So what have I been up to, other than thinking about time that is? Well, we renovated our house. The third floor and big chunk of the second. It took nearly ten weeks and so much money we speak of it only in round, distant-ish numbers (at least I do). The exact figures are on a spreadsheet somewhere, a spreadsheet I’m completely uninterested in ever finding again. Ever. But houses are a bit like babies, and no one is ever as interested in hearing the nitty-gritty as you are in telling it. Mostly. No snaps folks. I have ’em, but if you want to see, come over. We can spend five minutes  on the house and an evening on a bottle of vino. I assure you it’s better that way. 

Naturally family fills up most of my time, and fortunately friends pretty much fill up the rest. Meet Alison, she’s one of the friends that helps fill up my life. Hear that Alison, you’re filler. Feel special? (I wish I had a better picture of Alison, but when I went a-searchin’ all I could find were pictures of her boobs. We have a complicated relationship. Apparently). 

alison schmalison


Alison’s funny and laughs out loud, which I like. I’m more of an “inside” laugher, which no one likes. I’m trying to laugh out loud more, because it feels as nice to do as it does to hear, and that’s easy to do around Alison.  

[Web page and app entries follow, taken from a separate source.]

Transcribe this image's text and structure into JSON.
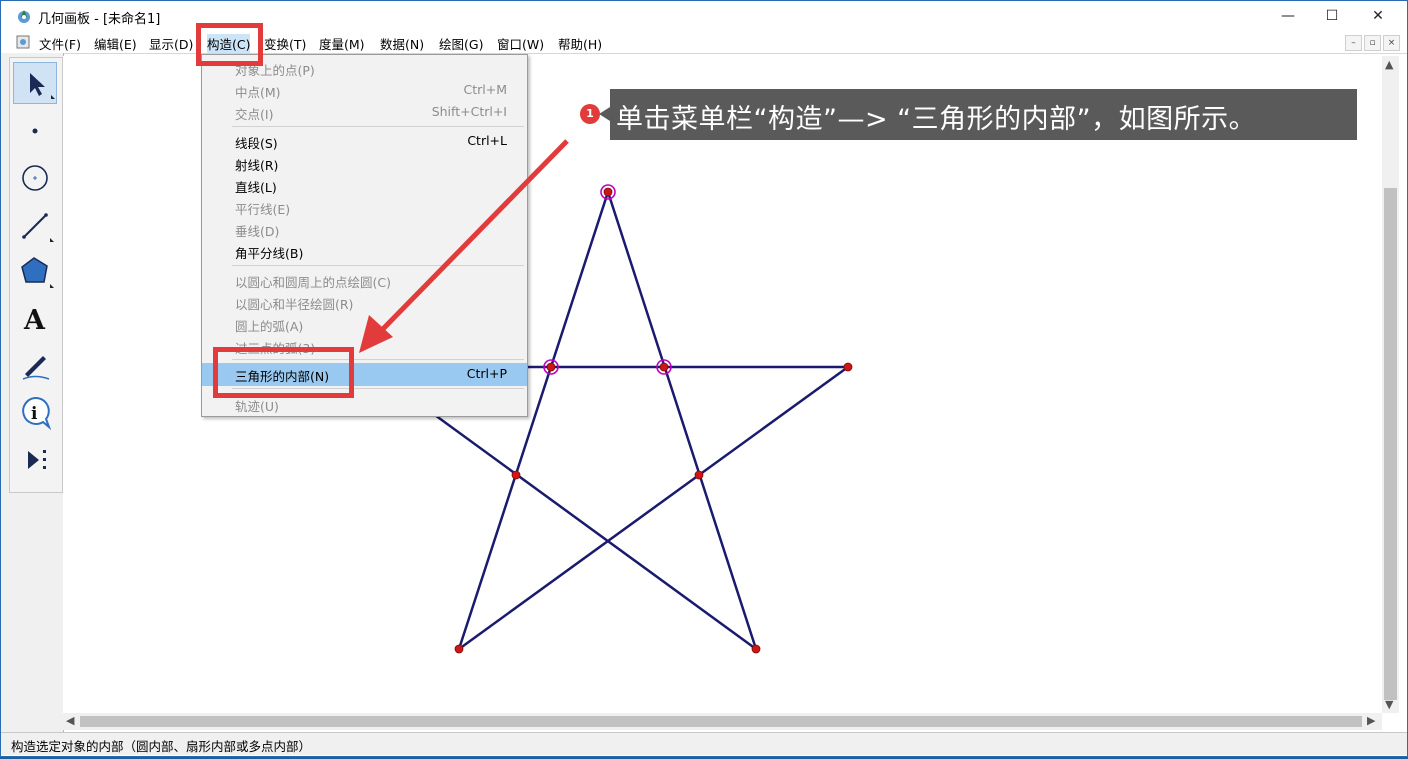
{
  "window": {
    "title": "几何画板 - [未命名1]",
    "minimize": "—",
    "maximize": "☐",
    "close": "✕"
  },
  "menubar": {
    "items": [
      {
        "label": "文件(F)"
      },
      {
        "label": "编辑(E)"
      },
      {
        "label": "显示(D)"
      },
      {
        "label": "构造(C)",
        "active": true
      },
      {
        "label": "变换(T)"
      },
      {
        "label": "度量(M)"
      },
      {
        "label": "数据(N)"
      },
      {
        "label": "绘图(G)"
      },
      {
        "label": "窗口(W)"
      },
      {
        "label": "帮助(H)"
      }
    ],
    "doc_min": "–",
    "doc_restore": "▫",
    "doc_close": "×"
  },
  "toolbox": {
    "tools": [
      {
        "name": "arrow-select-icon",
        "active": true
      },
      {
        "name": "point-icon"
      },
      {
        "name": "compass-circle-icon"
      },
      {
        "name": "segment-straightedge-icon"
      },
      {
        "name": "polygon-icon"
      },
      {
        "name": "text-icon",
        "glyph": "A"
      },
      {
        "name": "marker-pen-icon"
      },
      {
        "name": "information-icon",
        "glyph": "i"
      },
      {
        "name": "custom-tool-icon"
      }
    ]
  },
  "construct_menu": {
    "groups": [
      [
        {
          "label": "对象上的点(P)",
          "shortcut": "",
          "enabled": false
        },
        {
          "label": "中点(M)",
          "shortcut": "Ctrl+M",
          "enabled": false
        },
        {
          "label": "交点(I)",
          "shortcut": "Shift+Ctrl+I",
          "enabled": false
        }
      ],
      [
        {
          "label": "线段(S)",
          "shortcut": "Ctrl+L",
          "enabled": true
        },
        {
          "label": "射线(R)",
          "shortcut": "",
          "enabled": true
        },
        {
          "label": "直线(L)",
          "shortcut": "",
          "enabled": true
        },
        {
          "label": "平行线(E)",
          "shortcut": "",
          "enabled": false
        },
        {
          "label": "垂线(D)",
          "shortcut": "",
          "enabled": false
        },
        {
          "label": "角平分线(B)",
          "shortcut": "",
          "enabled": true
        }
      ],
      [
        {
          "label": "以圆心和圆周上的点绘圆(C)",
          "shortcut": "",
          "enabled": false
        },
        {
          "label": "以圆心和半径绘圆(R)",
          "shortcut": "",
          "enabled": false
        },
        {
          "label": "圆上的弧(A)",
          "shortcut": "",
          "enabled": false
        },
        {
          "label": "过三点的弧(3)",
          "shortcut": "",
          "enabled": false
        }
      ],
      [
        {
          "label": "三角形的内部(N)",
          "shortcut": "Ctrl+P",
          "enabled": true,
          "highlighted": true
        }
      ],
      [
        {
          "label": "轨迹(U)",
          "shortcut": "",
          "enabled": false
        }
      ]
    ]
  },
  "annotation": {
    "step": "1",
    "text": "单击菜单栏“构造”—> “三角形的内部”，如图所示。"
  },
  "statusbar": {
    "text": "构造选定对象的内部（圆内部、扇形内部或多点内部）"
  },
  "scroll": {
    "up": "▲",
    "down": "▼",
    "left": "◀",
    "right": "▶"
  },
  "colors": {
    "segment": "#1a1a6e",
    "point": "#d01515",
    "selection": "#c000c0",
    "menu_highlight": "#99c9f0",
    "annotation_red": "#e23b3b"
  }
}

So not only is Alison funny, she’s smart. And a natural blond. And when Kate broke her arm two weeks ago (Simon pushed her off the couch, which is awesome. We didn’t know it was broken for two days, which is even more awesome), Alison sent me encouraging text messages to help ease the boredom of the Sick Kids emergency room. 


She’s so awesome I’m not sure if I want to kiss her or smack her in the face. It’s a good thing we’re friends or I’d hate her a lot. (Yes I was calling Alison a “jerk” in an earlier message). 

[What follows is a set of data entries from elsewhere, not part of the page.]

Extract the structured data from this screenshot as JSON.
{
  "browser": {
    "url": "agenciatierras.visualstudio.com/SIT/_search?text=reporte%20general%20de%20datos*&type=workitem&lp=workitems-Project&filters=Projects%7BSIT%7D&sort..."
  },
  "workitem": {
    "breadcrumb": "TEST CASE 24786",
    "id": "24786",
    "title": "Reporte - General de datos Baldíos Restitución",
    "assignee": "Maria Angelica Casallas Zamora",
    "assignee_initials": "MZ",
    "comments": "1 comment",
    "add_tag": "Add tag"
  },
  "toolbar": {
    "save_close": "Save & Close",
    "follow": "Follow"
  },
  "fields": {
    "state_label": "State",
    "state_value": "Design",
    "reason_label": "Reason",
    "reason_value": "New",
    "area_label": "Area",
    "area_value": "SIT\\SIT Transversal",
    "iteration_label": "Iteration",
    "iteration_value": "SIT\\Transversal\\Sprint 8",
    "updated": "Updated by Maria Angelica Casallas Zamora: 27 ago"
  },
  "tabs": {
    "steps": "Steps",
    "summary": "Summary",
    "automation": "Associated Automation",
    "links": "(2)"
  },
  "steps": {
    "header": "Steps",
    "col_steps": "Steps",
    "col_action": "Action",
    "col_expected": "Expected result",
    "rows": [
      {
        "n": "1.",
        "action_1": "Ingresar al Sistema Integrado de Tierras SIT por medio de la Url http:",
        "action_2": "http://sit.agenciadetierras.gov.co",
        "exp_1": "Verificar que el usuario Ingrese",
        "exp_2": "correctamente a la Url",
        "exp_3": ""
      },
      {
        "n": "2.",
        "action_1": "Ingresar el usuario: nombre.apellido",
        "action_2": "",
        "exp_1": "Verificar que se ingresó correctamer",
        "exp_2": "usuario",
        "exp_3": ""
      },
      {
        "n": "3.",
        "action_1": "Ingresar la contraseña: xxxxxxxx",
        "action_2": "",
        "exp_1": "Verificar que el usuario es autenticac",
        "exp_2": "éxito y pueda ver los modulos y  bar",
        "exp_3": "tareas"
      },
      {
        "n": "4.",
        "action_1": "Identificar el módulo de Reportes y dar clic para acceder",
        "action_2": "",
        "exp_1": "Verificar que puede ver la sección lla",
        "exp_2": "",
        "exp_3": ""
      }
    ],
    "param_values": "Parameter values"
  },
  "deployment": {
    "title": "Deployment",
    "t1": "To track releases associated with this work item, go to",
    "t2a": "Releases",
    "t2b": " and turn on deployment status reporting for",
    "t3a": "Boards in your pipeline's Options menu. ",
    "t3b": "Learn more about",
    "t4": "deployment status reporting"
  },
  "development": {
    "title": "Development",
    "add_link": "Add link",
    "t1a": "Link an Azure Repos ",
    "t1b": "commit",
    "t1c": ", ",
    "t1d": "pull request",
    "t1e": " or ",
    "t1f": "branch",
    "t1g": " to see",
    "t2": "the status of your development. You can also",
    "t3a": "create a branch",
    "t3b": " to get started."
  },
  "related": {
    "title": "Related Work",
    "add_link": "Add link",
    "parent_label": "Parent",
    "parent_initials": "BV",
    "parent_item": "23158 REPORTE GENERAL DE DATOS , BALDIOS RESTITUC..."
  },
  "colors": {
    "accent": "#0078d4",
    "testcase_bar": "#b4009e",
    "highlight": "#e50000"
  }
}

Thankfully when I’ve had enough of Alison being better than me, I can fill up with another fabulous friend (yes, you too are filler)- Melinda. 

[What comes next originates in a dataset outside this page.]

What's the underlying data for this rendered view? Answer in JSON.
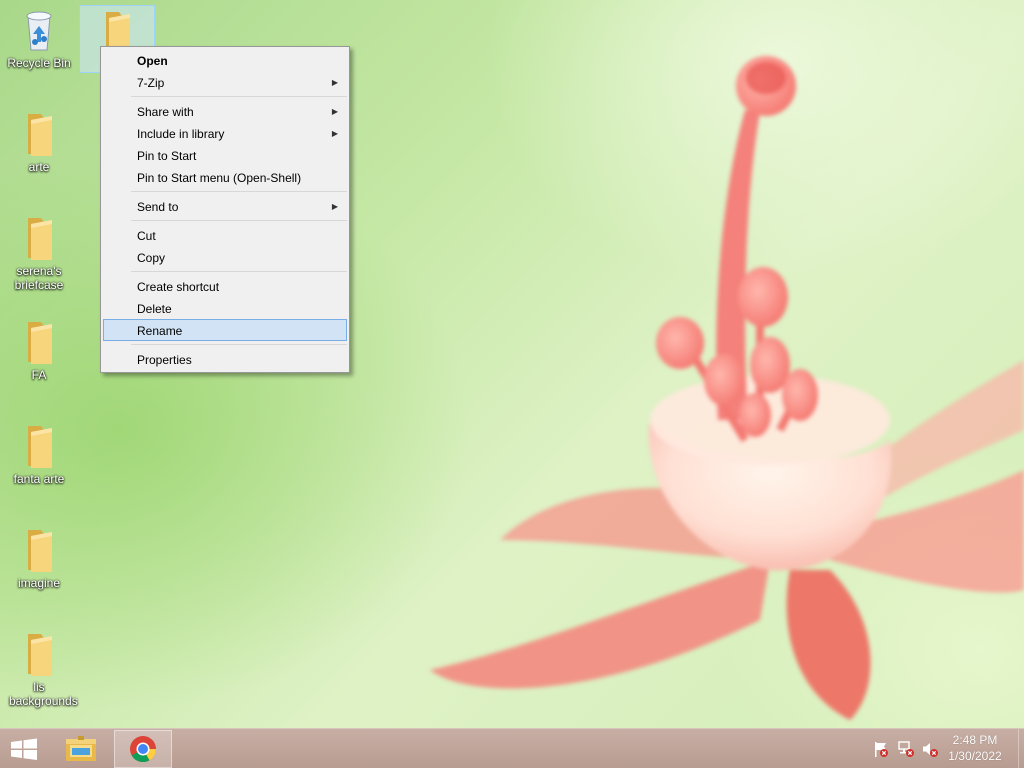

the highlander-ette

I’m sorry Melinda for posting a picture that appears to showcase you either a) holding in… something, or b) about to spit our your beer. Again, face pictures were scarce since you too are friends with Alison. Interestingly both photos were taken at the same bar. On different nights. We are those kinds of friends. 

Melinda is one of those people who whenever you talk about anything she says “oh yeah, I was there.” or “I grew up with that person.” or “no way, we lived off the land together on this island in the Pacific.” Seriously. One of the best things about Melinda is that her full and rich experiences and friendships make her one of the wisest, most gregarious, down-to-earth people I know. Despite the myriad adventures and educational paths Melinda has been on, she’s always ready for more, and has a zest for life that is positively intoxicating.  Yup, she’s good people. 

And then there’s Marc. I don’t know what to say other than dealing with his crazy takes a lot of time. A lot. 

7.5 hours of stupid, 2010

The next message, sent 24 minutes later, is an apology and a declaration that he “sucks.” Yes you do my friend, you suck all  my fucking time. 

There you have it folks, a renovation, too many some drinks with friends, a broken limb and a husband;  that’s where all my time goes. You? 

p.s. If you are my friend and I did not mention you, I am sorry. You are a fine, fine person who I adore and think about all the time. Melinda and Alison happen to to be deeply narcissistic people who thrive on praise and attention and I was worried they wouldn’t be my friend anymore if I didn’t write about them. I’m sure you understand. 


the case of the missing cake

 Just above Clue Jr., and to the left (her right) of the $5 smoothie she didn’t drink, is Kate’s pink cast. Fibreglass, waterproof, and apparently the ultimate in Kindergarten accessories. Got a 6 year old, get a cast.